As a result, psychosocial activities may be particularly effective for these patients.
Because this study is observational rather than experimental, causality cannot be assumed. However, we used a large and nationally representative sample of older adults in England, tracked reports of pain over a decade, controlled for all identified confounding variables, and ran a series of sensitivity analyses testing potential reverse causality. Although it is possible that latent confounding factors may explain our results, it is notable that we found results for some but not all factors (such as vigorous but not moderate physical activity), which have the same associated confounding variables. In noting that this sample was nationally representative for Britain, it is relevant that the sample was largely white British, and as such whether the results can be generalized to different ethnicities remains unknown. Finally, our outcome measure was self-reported rather than based on an objective physical test, and the interview asked participants if they were often troubled by pain, rather than giving a specific timeframe to consider.
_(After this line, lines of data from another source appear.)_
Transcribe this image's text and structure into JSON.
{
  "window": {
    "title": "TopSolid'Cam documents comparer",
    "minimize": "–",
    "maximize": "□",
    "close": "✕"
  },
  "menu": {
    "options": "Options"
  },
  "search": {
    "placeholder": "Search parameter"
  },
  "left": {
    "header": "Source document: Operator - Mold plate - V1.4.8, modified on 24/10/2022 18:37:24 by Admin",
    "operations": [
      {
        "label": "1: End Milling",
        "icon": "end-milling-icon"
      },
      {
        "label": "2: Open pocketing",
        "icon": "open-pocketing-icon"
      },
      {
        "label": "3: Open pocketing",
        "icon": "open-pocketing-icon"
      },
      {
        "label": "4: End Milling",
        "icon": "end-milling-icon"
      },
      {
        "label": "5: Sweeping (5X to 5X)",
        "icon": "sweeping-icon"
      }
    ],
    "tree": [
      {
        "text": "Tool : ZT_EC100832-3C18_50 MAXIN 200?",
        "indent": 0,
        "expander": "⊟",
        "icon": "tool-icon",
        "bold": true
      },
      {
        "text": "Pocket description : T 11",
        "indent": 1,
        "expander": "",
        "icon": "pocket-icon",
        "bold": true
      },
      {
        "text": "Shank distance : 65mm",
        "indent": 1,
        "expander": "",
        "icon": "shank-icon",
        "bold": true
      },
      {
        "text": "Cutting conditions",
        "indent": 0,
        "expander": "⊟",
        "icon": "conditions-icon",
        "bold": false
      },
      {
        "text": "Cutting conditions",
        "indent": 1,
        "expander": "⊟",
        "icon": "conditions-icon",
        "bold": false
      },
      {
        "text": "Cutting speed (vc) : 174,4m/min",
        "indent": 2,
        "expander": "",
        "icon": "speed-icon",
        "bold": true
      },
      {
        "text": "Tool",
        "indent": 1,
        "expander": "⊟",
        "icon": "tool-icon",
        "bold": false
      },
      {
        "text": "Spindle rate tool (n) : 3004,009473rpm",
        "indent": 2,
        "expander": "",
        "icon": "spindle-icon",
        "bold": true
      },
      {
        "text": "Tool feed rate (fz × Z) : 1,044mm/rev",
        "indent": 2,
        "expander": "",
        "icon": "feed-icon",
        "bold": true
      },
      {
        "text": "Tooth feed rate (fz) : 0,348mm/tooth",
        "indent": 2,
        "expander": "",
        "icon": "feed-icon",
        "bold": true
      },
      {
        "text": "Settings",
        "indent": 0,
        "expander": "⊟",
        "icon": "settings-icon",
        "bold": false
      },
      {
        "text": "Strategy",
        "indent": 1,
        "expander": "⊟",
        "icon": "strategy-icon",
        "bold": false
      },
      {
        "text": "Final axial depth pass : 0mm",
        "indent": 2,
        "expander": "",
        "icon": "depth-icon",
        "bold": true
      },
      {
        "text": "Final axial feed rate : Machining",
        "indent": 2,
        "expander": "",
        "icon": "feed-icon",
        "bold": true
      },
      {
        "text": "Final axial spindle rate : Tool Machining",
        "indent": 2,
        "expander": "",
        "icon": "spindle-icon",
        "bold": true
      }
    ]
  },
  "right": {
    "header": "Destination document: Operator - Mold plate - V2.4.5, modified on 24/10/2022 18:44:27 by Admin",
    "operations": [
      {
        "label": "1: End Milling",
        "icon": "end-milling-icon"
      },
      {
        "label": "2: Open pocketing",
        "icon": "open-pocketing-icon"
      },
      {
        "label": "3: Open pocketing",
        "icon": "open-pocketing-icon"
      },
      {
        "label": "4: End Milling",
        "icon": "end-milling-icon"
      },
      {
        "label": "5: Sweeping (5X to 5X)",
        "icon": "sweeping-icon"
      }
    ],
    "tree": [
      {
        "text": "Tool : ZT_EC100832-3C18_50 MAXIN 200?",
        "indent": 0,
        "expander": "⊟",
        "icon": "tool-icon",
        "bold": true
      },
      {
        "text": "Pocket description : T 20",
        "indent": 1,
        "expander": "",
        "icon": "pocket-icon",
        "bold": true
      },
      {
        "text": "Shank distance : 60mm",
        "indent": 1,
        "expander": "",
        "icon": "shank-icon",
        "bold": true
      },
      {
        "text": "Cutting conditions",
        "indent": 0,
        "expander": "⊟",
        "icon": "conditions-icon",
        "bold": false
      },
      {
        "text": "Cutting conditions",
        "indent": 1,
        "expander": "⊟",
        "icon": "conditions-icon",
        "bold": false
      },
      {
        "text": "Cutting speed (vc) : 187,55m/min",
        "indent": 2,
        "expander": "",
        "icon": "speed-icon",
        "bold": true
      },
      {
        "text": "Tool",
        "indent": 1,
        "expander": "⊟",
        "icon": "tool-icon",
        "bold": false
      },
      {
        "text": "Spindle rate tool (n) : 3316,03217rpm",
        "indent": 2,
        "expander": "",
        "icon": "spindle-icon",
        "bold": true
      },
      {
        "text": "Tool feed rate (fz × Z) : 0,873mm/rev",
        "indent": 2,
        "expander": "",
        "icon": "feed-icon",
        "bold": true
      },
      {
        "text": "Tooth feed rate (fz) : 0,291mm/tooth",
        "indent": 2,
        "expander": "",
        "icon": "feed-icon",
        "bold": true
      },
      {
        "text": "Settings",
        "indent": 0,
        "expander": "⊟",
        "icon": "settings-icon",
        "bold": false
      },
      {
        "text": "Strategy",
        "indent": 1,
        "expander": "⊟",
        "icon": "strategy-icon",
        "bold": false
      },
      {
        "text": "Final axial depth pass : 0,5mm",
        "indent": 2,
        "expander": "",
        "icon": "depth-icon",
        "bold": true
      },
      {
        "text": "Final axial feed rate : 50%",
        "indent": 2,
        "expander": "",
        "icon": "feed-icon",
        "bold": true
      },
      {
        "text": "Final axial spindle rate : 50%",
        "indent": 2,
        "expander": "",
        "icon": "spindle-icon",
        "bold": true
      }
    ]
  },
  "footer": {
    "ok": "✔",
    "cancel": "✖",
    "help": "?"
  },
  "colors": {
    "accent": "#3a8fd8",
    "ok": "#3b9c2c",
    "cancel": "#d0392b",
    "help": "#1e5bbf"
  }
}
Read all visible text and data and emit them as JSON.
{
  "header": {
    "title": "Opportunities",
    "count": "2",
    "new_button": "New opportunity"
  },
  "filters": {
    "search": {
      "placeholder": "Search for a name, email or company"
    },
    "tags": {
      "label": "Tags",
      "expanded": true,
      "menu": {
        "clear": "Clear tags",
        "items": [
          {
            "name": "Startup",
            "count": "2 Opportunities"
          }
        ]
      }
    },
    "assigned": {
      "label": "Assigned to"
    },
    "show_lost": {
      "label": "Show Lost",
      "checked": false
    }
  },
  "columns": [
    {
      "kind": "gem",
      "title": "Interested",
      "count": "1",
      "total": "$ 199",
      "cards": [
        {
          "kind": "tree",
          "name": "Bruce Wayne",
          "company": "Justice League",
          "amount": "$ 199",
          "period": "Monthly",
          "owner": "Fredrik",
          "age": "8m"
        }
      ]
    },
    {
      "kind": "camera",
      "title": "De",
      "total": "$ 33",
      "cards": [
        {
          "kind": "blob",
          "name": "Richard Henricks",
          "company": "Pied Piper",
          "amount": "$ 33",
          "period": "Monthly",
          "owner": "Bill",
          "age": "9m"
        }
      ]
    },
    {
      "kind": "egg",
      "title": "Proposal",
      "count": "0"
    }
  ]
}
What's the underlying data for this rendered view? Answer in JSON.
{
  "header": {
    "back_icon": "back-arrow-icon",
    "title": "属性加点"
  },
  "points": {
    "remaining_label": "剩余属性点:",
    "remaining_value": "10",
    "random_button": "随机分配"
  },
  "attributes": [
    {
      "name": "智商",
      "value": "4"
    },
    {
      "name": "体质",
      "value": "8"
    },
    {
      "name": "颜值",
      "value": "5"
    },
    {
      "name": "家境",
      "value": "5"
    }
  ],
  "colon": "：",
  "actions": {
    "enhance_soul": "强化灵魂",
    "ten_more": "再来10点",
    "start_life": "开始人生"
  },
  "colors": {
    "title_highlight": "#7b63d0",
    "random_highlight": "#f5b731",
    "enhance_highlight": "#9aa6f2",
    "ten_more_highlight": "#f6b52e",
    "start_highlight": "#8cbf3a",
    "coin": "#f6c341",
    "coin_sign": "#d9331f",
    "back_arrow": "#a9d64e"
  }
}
However, we tested our definition of chronic pain through a several sensitivity of analyses, which confirmed our initial findings.
This study supports previous work suggesting that vigorous (but not moderate) physical activity can be protective against the development of chronic pain in older age and showed for the first time that cultural engagement could be a protective psychosocial factor. These findings extend previous work showing that patient motivation, coping, self-efficacy, and positive affect are key factors in the long-term success of chronic pain self-management
to suggest that such factors could also be encouraged through psychosocial interventions such as cultural engagement to reduce chronic pain incidence, especially in those with widespread pain. This study has implications for clinicians working with patients with chronic pain because it suggests that vigorous physical activity can be recommended to help prevent chronic pain; a recommendation that ties in with other well-known health benefits of physical activity. It also suggests that schemes such as social prescribing of cultural activities could be of value to help prevent the development of chronic pain.
Disclosures: The English Longitudinal Study of Ageing was developed by a team of researchers based at the University College London, NatCen Social Research, the Institute for Fiscal Studies, and the University of Manchester. The data were collected by NatCen Social Research. The funding is provided by National Institute of Aging Grant R01AG017644 and a consortium of UK government departments coordinated by the Economic and Social Research Council. D.F. is supported by the Wellcome Trust [205407/Z/16/Z].The authors declare no conflicts of interest.